“Some people would probably like to get back at (South Williamsport) just for the years of beatings they put on us,” Weaver said with a laugh.
HAC-II, as it stands, is no joke.
When The Daily Item chose its annual preseason all-star team, it had to be expanded by one slot to accommodate all the deserving players. Five of the seven girls recognized play in HAC-II.
“It’s absolutely a strong division,” said Mount Carmel coach Lisa Varano, whose team was unbeaten in HAC-II last year. “The teams that are gone are going to be down a little bit, that’s no secret, and they were replaced with two really different teams. The way I look at it is everyone has to play them, but, no, (the league) didn’t do us any favors.”
“What’s neat,” said Weaver, “is every night — night in, night out — it’s a ballgame. There are no pushovers. To me, personally, I kinda like it.”
While there’s nothing wrong with tough competition, HAC-II promises to be unforgiving to the point of keeping some worthy teams home for the postseason. They’ll each play 14 of their maximum 22 games within the division, or almost two-thirds of the season against that home-and-away gauntlet – which is to say nothing of their nonleague opponents.

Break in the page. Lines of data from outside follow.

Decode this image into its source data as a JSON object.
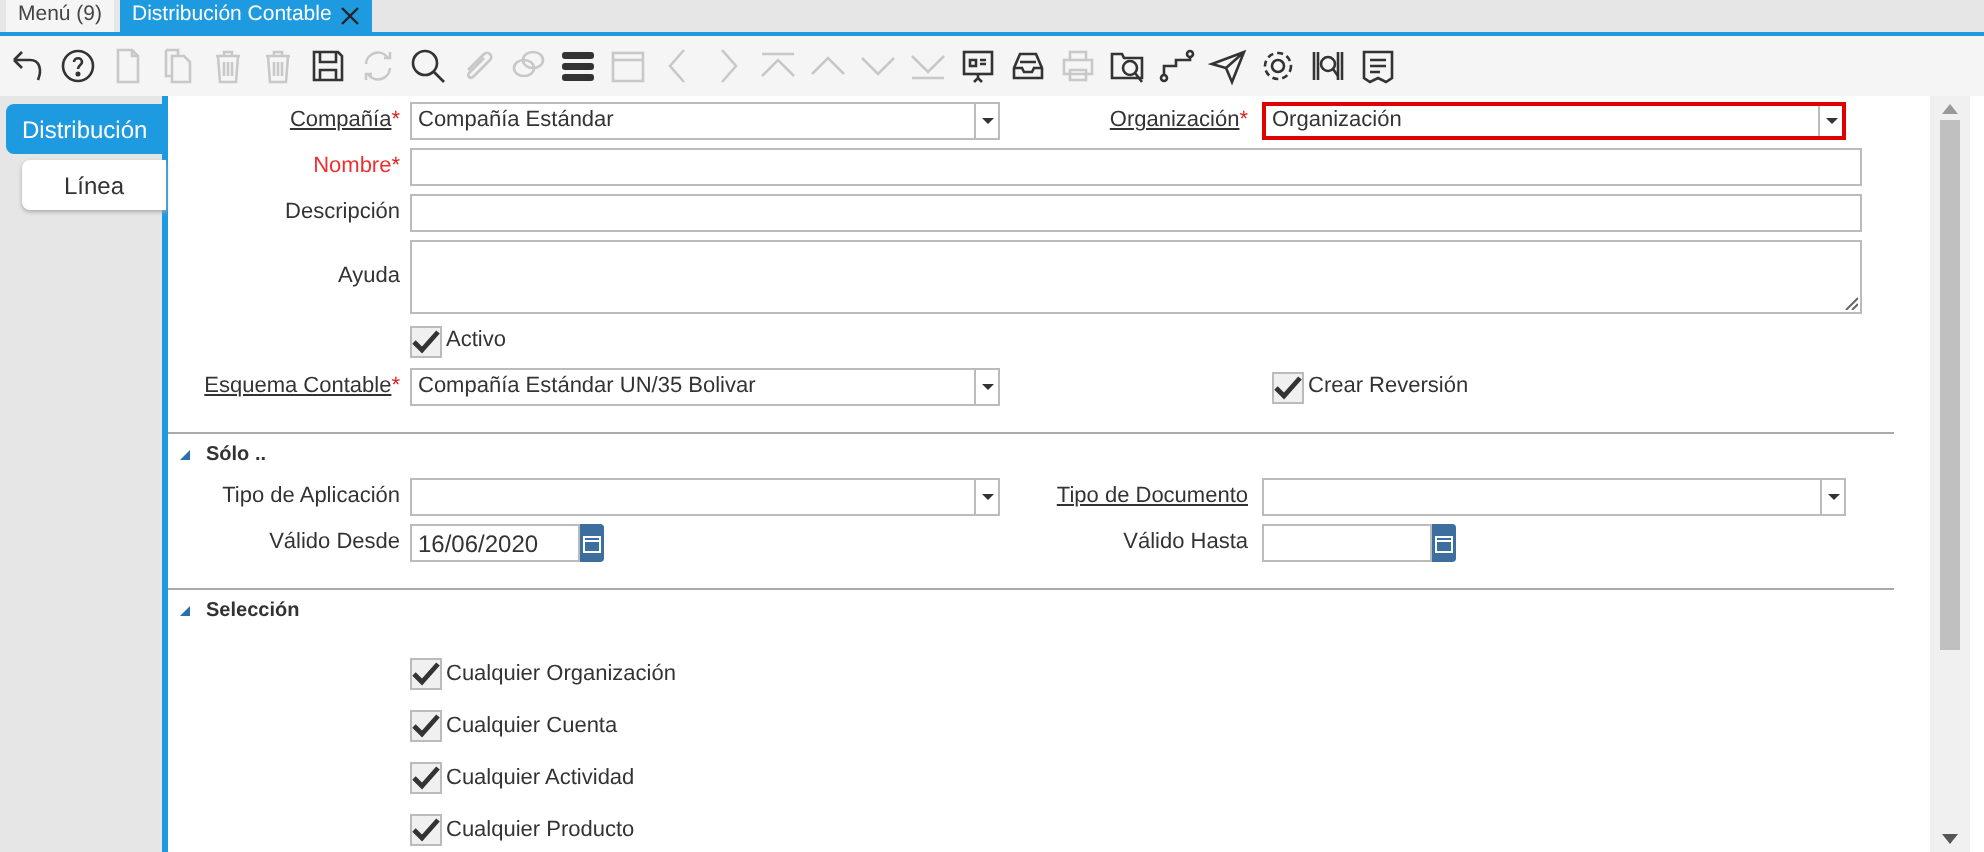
{
  "app_tabs": [
    {
      "label": "Menú (9)",
      "selected": false,
      "closable": false
    },
    {
      "label": "Distribución Contable",
      "selected": true,
      "closable": true
    }
  ],
  "toolbar": [
    {
      "kind": "undo",
      "disabled": false
    },
    {
      "kind": "help",
      "disabled": false
    },
    {
      "kind": "new",
      "disabled": true
    },
    {
      "kind": "copy",
      "disabled": true
    },
    {
      "kind": "delete",
      "disabled": true
    },
    {
      "kind": "delete",
      "disabled": true
    },
    {
      "kind": "save",
      "disabled": false
    },
    {
      "kind": "refresh",
      "disabled": true
    },
    {
      "kind": "search",
      "disabled": false
    },
    {
      "kind": "attach",
      "disabled": true
    },
    {
      "kind": "chat",
      "disabled": true
    },
    {
      "kind": "grid",
      "disabled": false
    },
    {
      "kind": "calendar",
      "disabled": true
    },
    {
      "kind": "previous",
      "disabled": true
    },
    {
      "kind": "next",
      "disabled": true
    },
    {
      "kind": "first",
      "disabled": true
    },
    {
      "kind": "up",
      "disabled": true
    },
    {
      "kind": "down",
      "disabled": true
    },
    {
      "kind": "last",
      "disabled": true
    },
    {
      "kind": "report",
      "disabled": false
    },
    {
      "kind": "archive",
      "disabled": false
    },
    {
      "kind": "print",
      "disabled": true
    },
    {
      "kind": "zoom",
      "disabled": false
    },
    {
      "kind": "workflow",
      "disabled": false
    },
    {
      "kind": "send",
      "disabled": false
    },
    {
      "kind": "settings",
      "disabled": false
    },
    {
      "kind": "product",
      "disabled": false
    },
    {
      "kind": "document",
      "disabled": false
    }
  ],
  "side_tabs": [
    {
      "label": "Distribución",
      "selected": true
    },
    {
      "label": "Línea",
      "selected": false
    }
  ],
  "rows": [
    [
      {
        "kind": "combo",
        "label": "Compañía",
        "link": true,
        "required_mark": "*",
        "value": "Compañía Estándar",
        "missing": false,
        "highlighted": false
      },
      {
        "kind": "combo",
        "label": "Organización",
        "link": true,
        "required_mark": "*",
        "value": "Organización",
        "missing": false,
        "highlighted": true
      }
    ],
    [
      {
        "kind": "text",
        "label": "Nombre",
        "link": false,
        "required_mark": "*",
        "missing": true,
        "highlighted": false
      }
    ],
    [
      {
        "kind": "text",
        "label": "Descripción",
        "link": false,
        "missing": false,
        "highlighted": false
      }
    ],
    [
      {
        "kind": "textarea",
        "label": "Ayuda",
        "link": false,
        "missing": false,
        "highlighted": false
      }
    ],
    [
      {
        "kind": "checkbox",
        "label": "Activo",
        "checked": true
      }
    ],
    [
      {
        "kind": "combo",
        "label": "Esquema Contable",
        "link": true,
        "required_mark": "*",
        "value": "Compañía Estándar UN/35 Bolivar",
        "missing": false,
        "highlighted": false
      },
      {
        "kind": "checkbox",
        "label": "Crear Reversión",
        "checked": true
      }
    ]
  ],
  "sections": [
    {
      "title": "Sólo ..",
      "expanded": true,
      "rows": [
        [
          {
            "kind": "combo",
            "label": "Tipo de Aplicación",
            "link": false,
            "missing": false,
            "highlighted": false
          },
          {
            "kind": "combo",
            "label": "Tipo de Documento",
            "link": true,
            "missing": false,
            "highlighted": false
          }
        ],
        [
          {
            "kind": "date",
            "label": "Válido Desde",
            "value": "16/06/2020",
            "missing": false,
            "highlighted": false
          },
          {
            "kind": "date",
            "label": "Válido Hasta",
            "missing": false,
            "highlighted": false
          }
        ]
      ]
    },
    {
      "title": "Selección",
      "expanded": true,
      "rows": [
        [
          {
            "kind": "checkbox",
            "label": "Cualquier Organización",
            "checked": true
          }
        ],
        [
          {
            "kind": "checkbox",
            "label": "Cualquier Cuenta",
            "checked": true
          }
        ],
        [
          {
            "kind": "checkbox",
            "label": "Cualquier Actividad",
            "checked": true
          }
        ],
        [
          {
            "kind": "checkbox",
            "label": "Cualquier Producto",
            "checked": true
          }
        ]
      ]
    }
  ]
}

For example, the schedule-maker gave Lewisburg consecutive games against Warrior Run and Mount Carmel this week. When those two teams show up again on the Green Dragons’ slate a month from now Milton is between them, a daunting three-game stretch over four days.
Not to mention any team that sustains a significant injury has no real hope of treading water until that player can return.
“I think it’s daunting from the perspective that a lot of teams want to try to qualify for playoffs, and if you have to find a way to play .500 in the division that’s tough,” said Stamm. “From top to bottom it’s so competitive every night out; there’s not going to be a breather. But if a team does get into the playoffs, I think they’ll be as battle-tested as can be.”
It worked for Mount Carmel last season. The Red Tornadoes used their perfect HAC-II run as a springboard to a District 4 Class AA crown and a berth in the state quarterfinals. In short, it was the best season in the program’s near 100-year history.
“We’re not afraid of competition; we put all those Schuylkill League teams on our schedule last year for that reason,” said Varano. “Our goal is to make it to the playoffs and you need to get to 11 wins. You have to win the games. Sooner or later you’re going to play strong teams.”
Scott Dudinskie covers girls basketball for The Daily Item. Email questions or comments to email@example.com.